But criticism of Rogers has gone far beyond security arrangements. Meredith Vieira noted on NBC's "Today" that Rogers had seated herself at the dinner as a guest, and asked guest Valerie Jarrett _ a close friend of Rogers _ if that was appropriate.
And Maureen Dowd of the New York Times wrote: "Instead of standing outside with a clipboard, eyeballing guests as Anne Hathaway did in 'The Devil Wears Prada,' Desiree was ... the center of her own table of guests, just like the president and first lady."
The notion that a social secretary can't be seated at a state dinner is "ridiculous," says Letitia Baldridge, who served as social secretary under Jacqueline Kennedy.
"I have sat at state dinners and so have many other social secretaries," says Baldridge. "Of course, you're constantly getting up. But I don't begrudge her at all for seating herself at the dinner."
Some have pointed out that social secretaries of the past cast a lower profile than Rogers. But Rogers also has a different job than most _ she's a special assistant to the president, too, meaning she works for both the East and West wings of the White House.
She has certainly contributed to some of the attention. Not long after her arrival she appeared in Vogue, dressed in designer fashions, and in Wall Street Journal's magazine.
But it's hardly unusual for an incoming social secretary to be profiled in the media, says historian Carl Sferrazza Anthony of the National First Ladies Library. "They're almost always profiled, whether they cooperate or not," he says.
Interest in Rogers _ just as with the first lady she works for _ has been intense. When she appeared at a New York cultural event in June, two days after her 50th birthday, she could barely move during a cocktail reception for all the well-wishers eager to meet her and press business cards into her hand.
Social secretaries weren't known for headlining appearances outside Washington, but Rogers told The Associated Press then: "When it comes to arts and culture, we need to be out there. We need to see what people are doing."
She proudly told the crowd she'd already organized 150 events at the White House, among them that governors' dinner. She didn't want the governors to just be sitting the whole time. "So we got Earth, Wind and Fire," Rogers said. "And by the end, they were doing a conga line."
Baldridge, who met briefly with Rogers after she got the job, thinks there's no set model for a social secretary. "Every social secretary is unique in what she brings," Baldridge says. "She is cool, savvy, sophisticated. She's right for this administration."
For John Rogers, the worst part is seeing his former wife presented as someone more interested in glamour than in doing her job.

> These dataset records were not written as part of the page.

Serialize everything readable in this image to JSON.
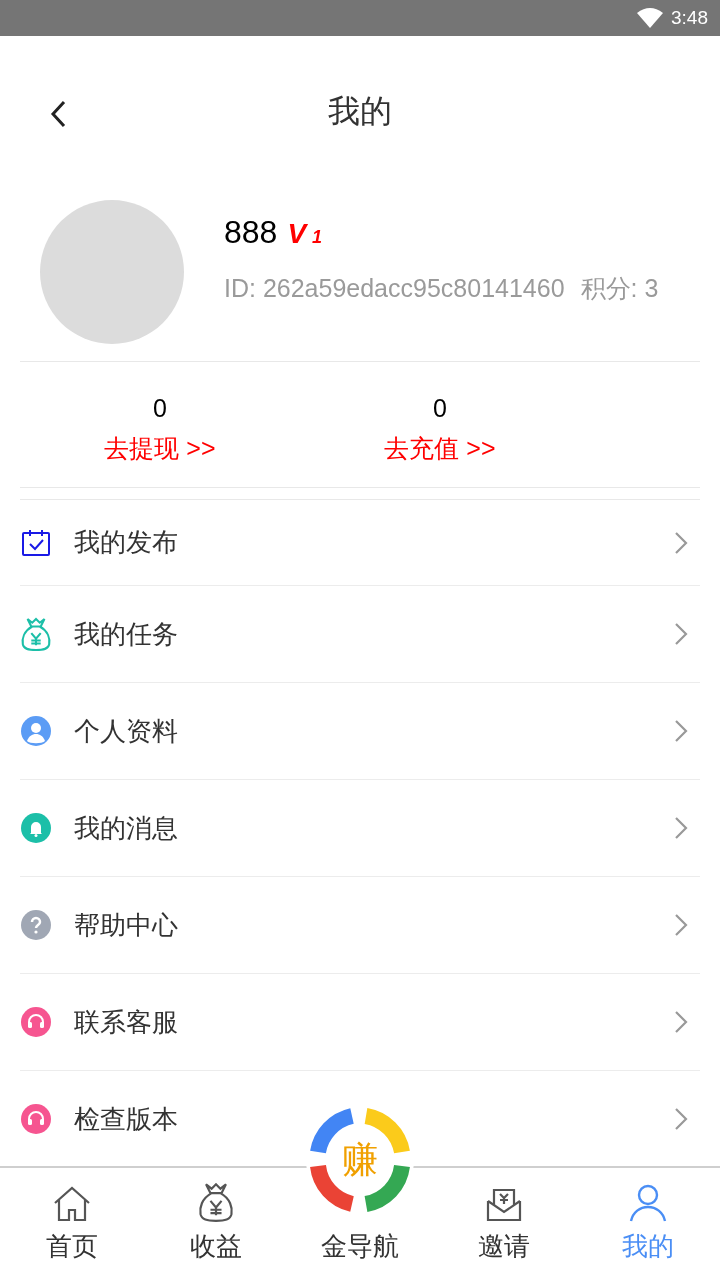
{
  "status_bar": {
    "time": "3:48"
  },
  "header": {
    "title": "我的"
  },
  "profile": {
    "name": "888",
    "vip_letter": "V",
    "vip_level": "1",
    "id": "ID: 262a59edacc95c80141460",
    "points": "积分: 3"
  },
  "stats": [
    {
      "value": "0",
      "action": "去提现 >>"
    },
    {
      "value": "0",
      "action": "去充值 >>"
    }
  ],
  "menu": [
    {
      "kind": "calendar",
      "label": "我的发布",
      "color": "#1a1ae6"
    },
    {
      "kind": "moneybag",
      "label": "我的任务",
      "color": "#1cbfa8"
    },
    {
      "kind": "person",
      "label": "个人资料",
      "color": "#5b9cf5"
    },
    {
      "kind": "bell",
      "label": "我的消息",
      "color": "#1cbfa8"
    },
    {
      "kind": "question",
      "label": "帮助中心",
      "color": "#a0a7b4"
    },
    {
      "kind": "headset",
      "label": "联系客服",
      "color": "#f65590"
    },
    {
      "kind": "headset",
      "label": "检查版本",
      "color": "#f65590"
    }
  ],
  "bottom_nav": [
    {
      "kind": "home",
      "label": "首页",
      "selected": false
    },
    {
      "kind": "moneybag",
      "label": "收益",
      "selected": false
    },
    {
      "kind": "logo",
      "label": "金导航",
      "logo_text": "赚",
      "selected": false
    },
    {
      "kind": "mail",
      "label": "邀请",
      "selected": false
    },
    {
      "kind": "person",
      "label": "我的",
      "selected": true
    }
  ]
}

"Desiree is someone who from the very beginning, when she came to Chicago after business school, has worked in some very unglamorous jobs," he said, speaking of her experience working "in the bowels of AT&T" or working at a gas and utilities company. "She was the person rolling up her sleeves and working side by side with everyone.
"This idea that she's floating above the fray is just the opposite of her life's work."
He added that she had been both toughened and humbled by a breast cancer diagnosis in 2003, about which she has spoken publicly.
In the end, though, all the criticism may be moot, says historian Anthony.
"There are only two people whose opinion ever matters when it comes to a social secretary," says Anthony. "The president, and his wife. Everybody else's opinion is totally irrelevant."